Poker is also a game of reading your opponent’s behavior, especially in online poker. The best players know how to spot other people’s emotions and decipher whether someone is bluffing. While this is not as important in live poker, a good online player should be able to detect bluffs that are poorly concealed.
One of the most important skills in poker is patience. Having the ability to hold your nerves and keep calm during stressful situations will help you make better decisions and play poker more effectively. Poker is a game of repetition, so you will often find yourself in the same situations again and again. Patience is essential to success in the game because it allows you to stay focused on your plan of attack and not get distracted by the excitement of the moment.
When it comes to the game, there are a few things that all successful poker players have in common. They have discipline, a commitment to improving their skills and a desire to win.

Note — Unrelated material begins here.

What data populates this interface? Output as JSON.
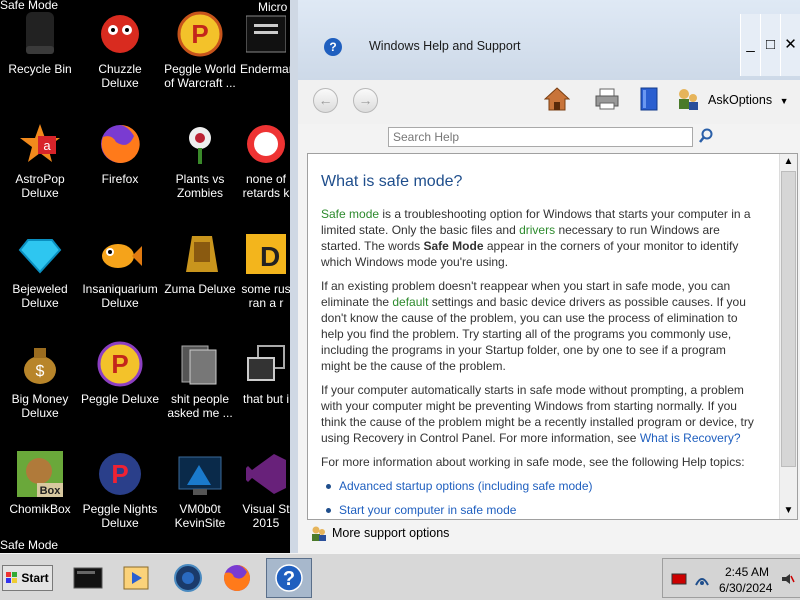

They also have a strong understanding of the game’s strategy and how to play each hand properly. They are also able to manage their bankroll effectively and learn from their mistakes. Finally, they are able to stay physically prepared for long sessions of poker and play at stakes that will allow them to profit in the long run.
There are many other factors that contribute to a good poker game, but these are the most crucial. Poker requires a lot of skill, and the more you practice, the better you will become. In addition to practicing and studying, you should also play in a variety of games to learn more about the different strategies. Then you can select the best games for your skill level and bankroll.
A lot of new poker players are afraid to call the pre-flop bet with a weak hand, but you should bet more frequently. This will force weaker hands out of the pot and increase your chances of making a strong one. In addition, you should always raise when you have a strong hand and try to chase off any opponents who might be waiting for a better draw. This way you will be able to get the most value out of your poker hand.